Synchronized Swindling and the Disappearing RiceNovember 10, 2008
Here’s something to consider. If you had tones and tones of rice to distribute amongst the Khmer needy and poor in the first phase of an astronomical $38 million emergency food aid project, would you sign the lot over to CPP village chiefs and expect it to be distributed fairly? I thought not.
Given the CPP’s well known ability to make things disappear without trace (such as 100,000 opposition supporters from Phnom Penh’s electoral roll earlier this year), it was embarrassing for all concerned, but hardly surprising, that the Asian Development Bank’s rice vanished before reaching its intended target – thousands of poor families in Banteay Meachey, Kompong Chhnang and Pursat provinces.
‘’The project has not gone well so far. We will have to take the complaints seriously,’’ Piseth Long, ADB’s hapless project implementation officer whined to the Phnom Penh Post last week. ’’There has been a problem with village chiefs registering their relatives and villagers who have supported the CPP. This is why people are complaining,’’ added Poung Sothea of rights group ADHOC.
One can easily picture the CPP village chiefs grinning like jackasses as they got their clammy hands on the rice and then, without a single vestige of shame, doing exactly what anybody with any knowledge whatsoever of the CPP’s inveterate corruption and selfishness could have told the ADB they’d do. Fill their boots. And then give the leftovers to their families and CPP drinking cronies. As a group, CPP politicos are well beyond the edge of my compassion, but should we blame them for behaving according to type or should we blame the idiots at ADB who blithely let them get on with it? What makes the ADB so impressively stupid is that we’ve been here before with the World Food Program just a couple of years ago.
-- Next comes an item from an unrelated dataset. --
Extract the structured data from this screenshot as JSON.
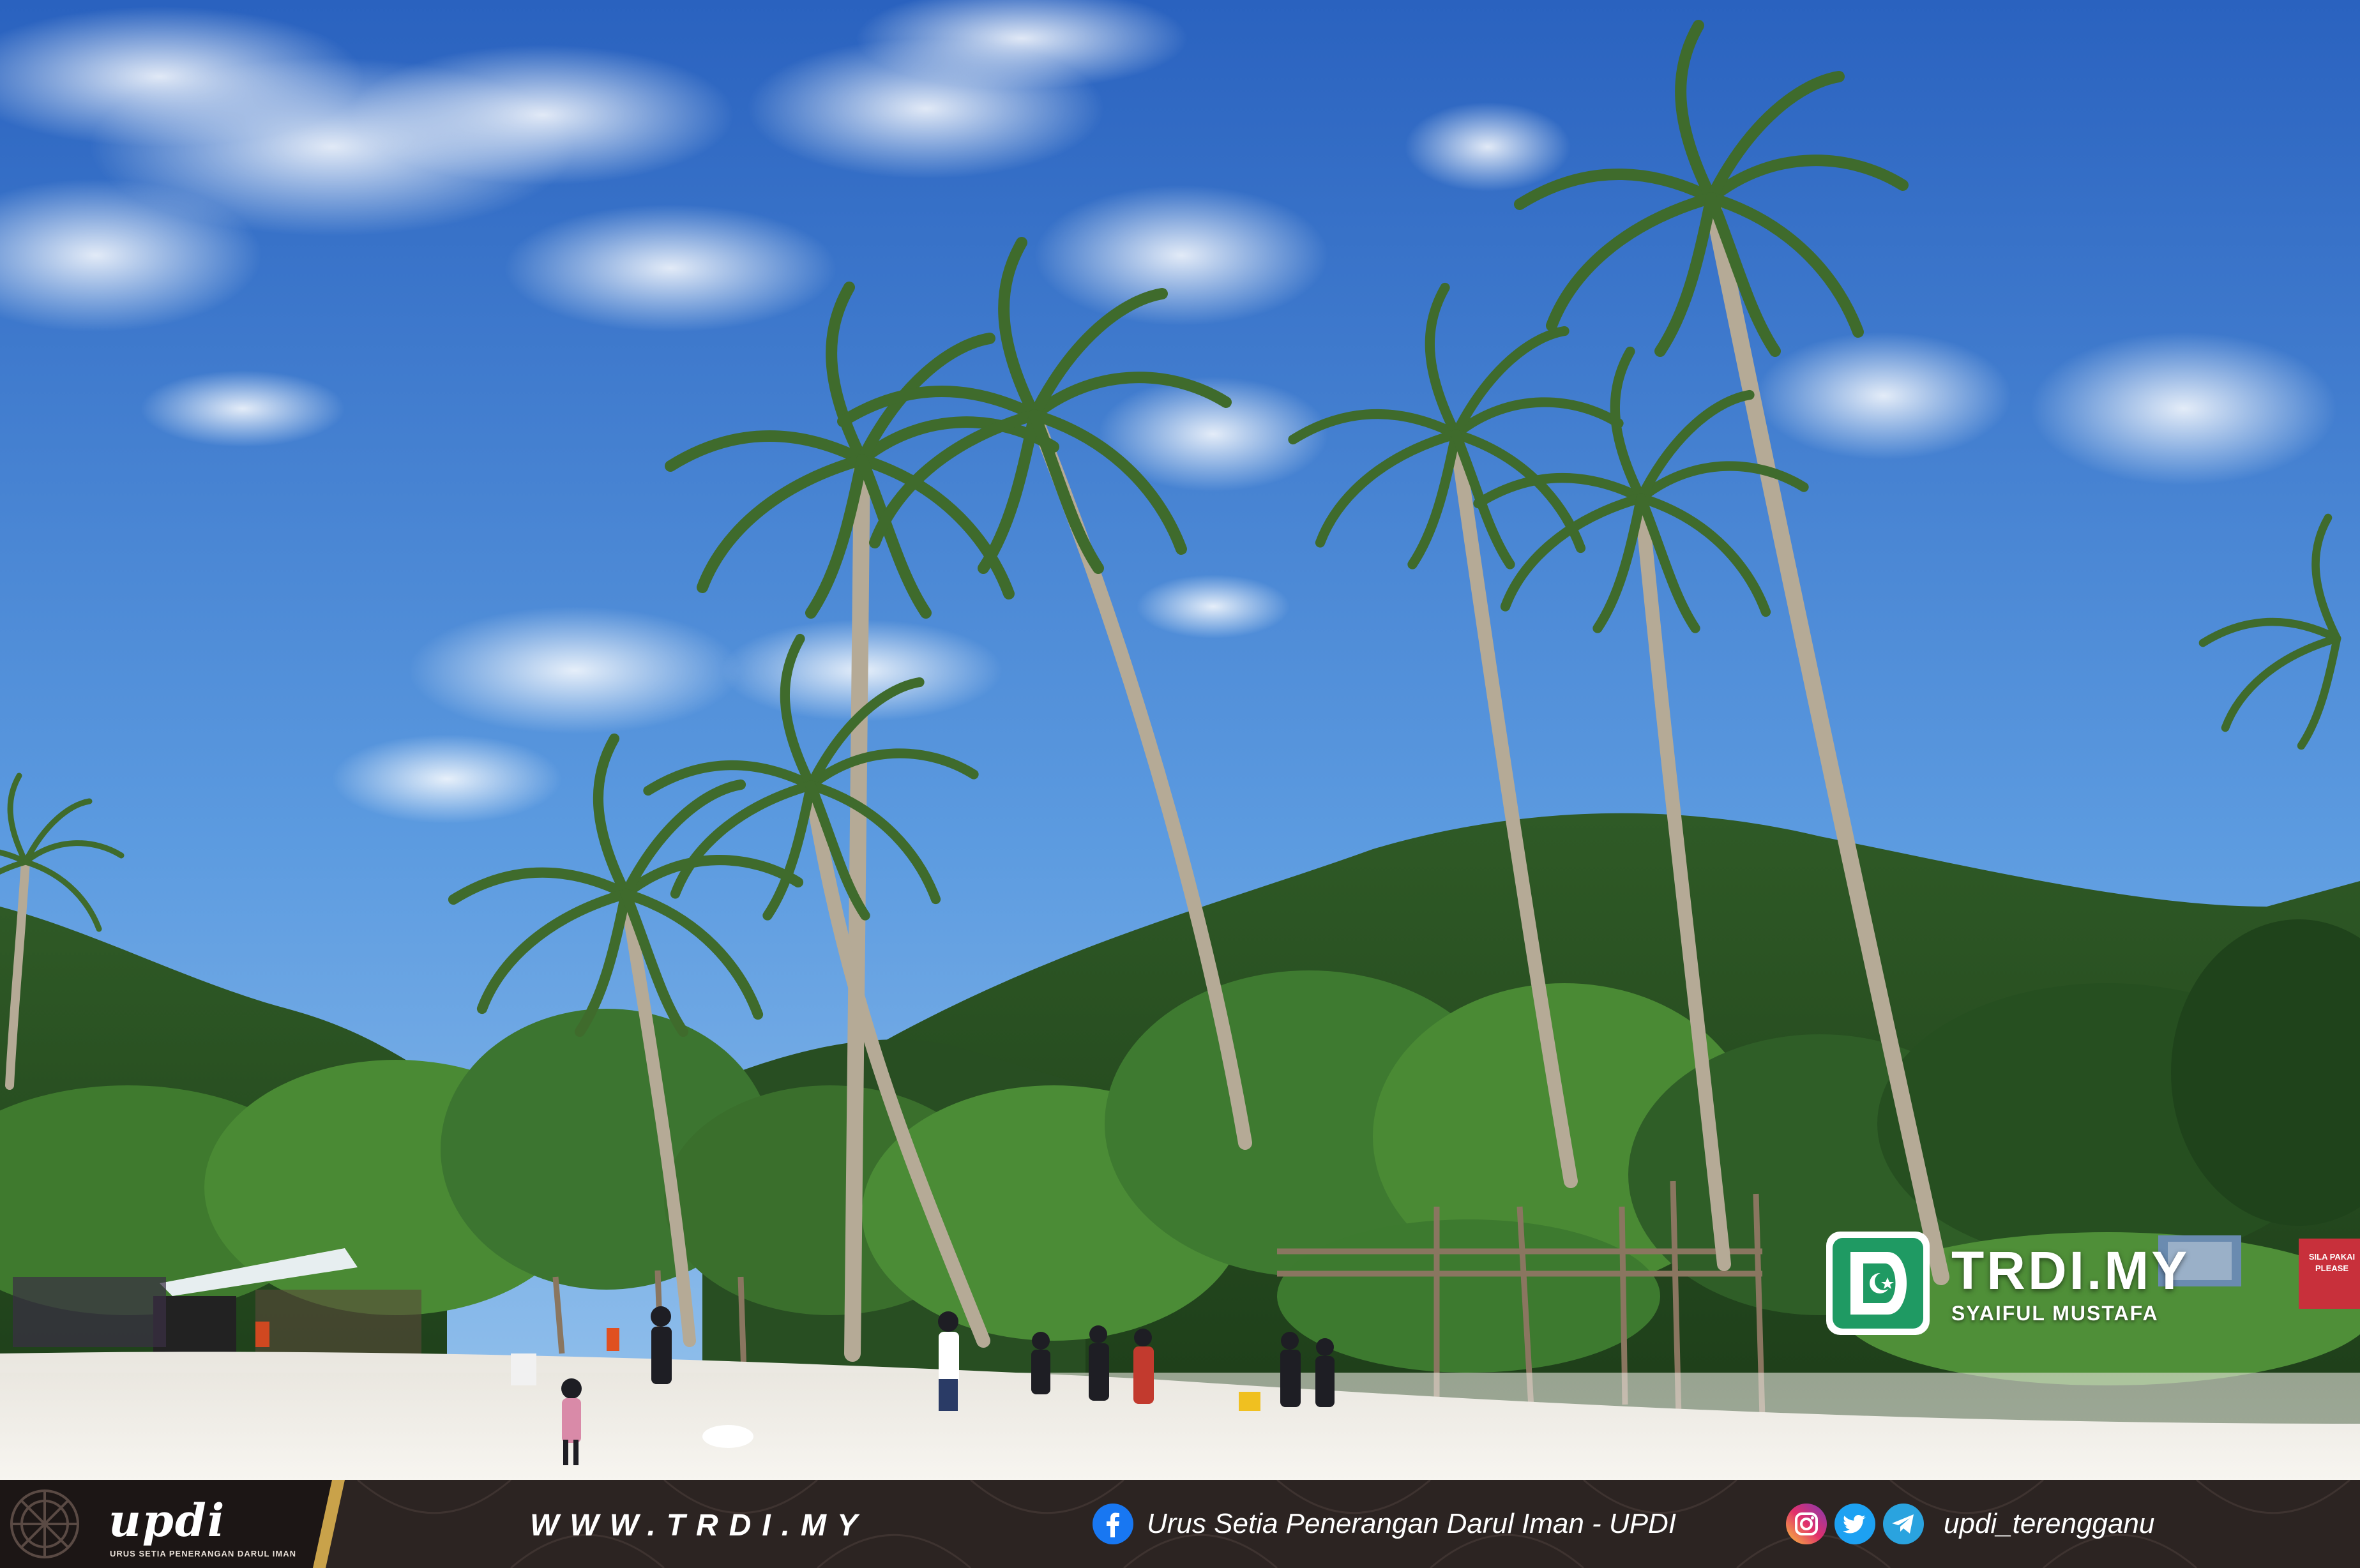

If ‘synchronized swindling’ was an Olympic event, then Cambodia would be assured of at least one gold medal every five years. So in a country where corruption is endemic, where the deserving always come last and where, if the rich and powerful can screw you, they will – the distribution of aid to the genuinely needy should be monitored from beginning to end. This a fairly straightforward rule and one I would have thought obvious, but not apparently to the Asian Development Bank.
The Ghost of Sam Campbell
November’s Sam Campbell Prize for High-Quality Journalism goes to Kevin Britten of the Phnom Penh Post who bowled us over with this little vignette last Wednesday 5th. ‘’The foreign residents of Phnom Penh come from one of three worlds – the NGO world, the business world or the diplomatic world.’’
So if you’re not languidly loafing by the pool at Elsewhere sipping a skinny latte while ‘writing a report’, or being driven around town in a shiny car with a flag flying from it, or getting paid $6k a month by ANZ, according to our Kev you are literally not of this world and consequently don’t exist.
I wonder what percentage of the expat community diplomats actually make up? I’m not usually given to betting but if Kev agrees to accept my wager, I’ll put my entire pot on there being more English teachers in Phnom Penh than embassy staff.
In fact, Phnom Penh has become uncommonly attractive to all manner of people over the last few years and the expat community has swelled exponentially. Surely we can’t omit the retired community of white men, or to give them their proper title – sexpats. Anybody who has gone shopping at Lucky Soriya in the daytime and seen the masses of elderly, inebriated and weirdly coiffured maniacs loitering near the beer shelves will know what I’m talking about.
We can perhaps add one further category of expat to Kev’s list, this being journalists who’ve been in Cambodia for a full five minutes and wouldn’t be able to find their own arses with the help of a map, a compass and satellite navigation.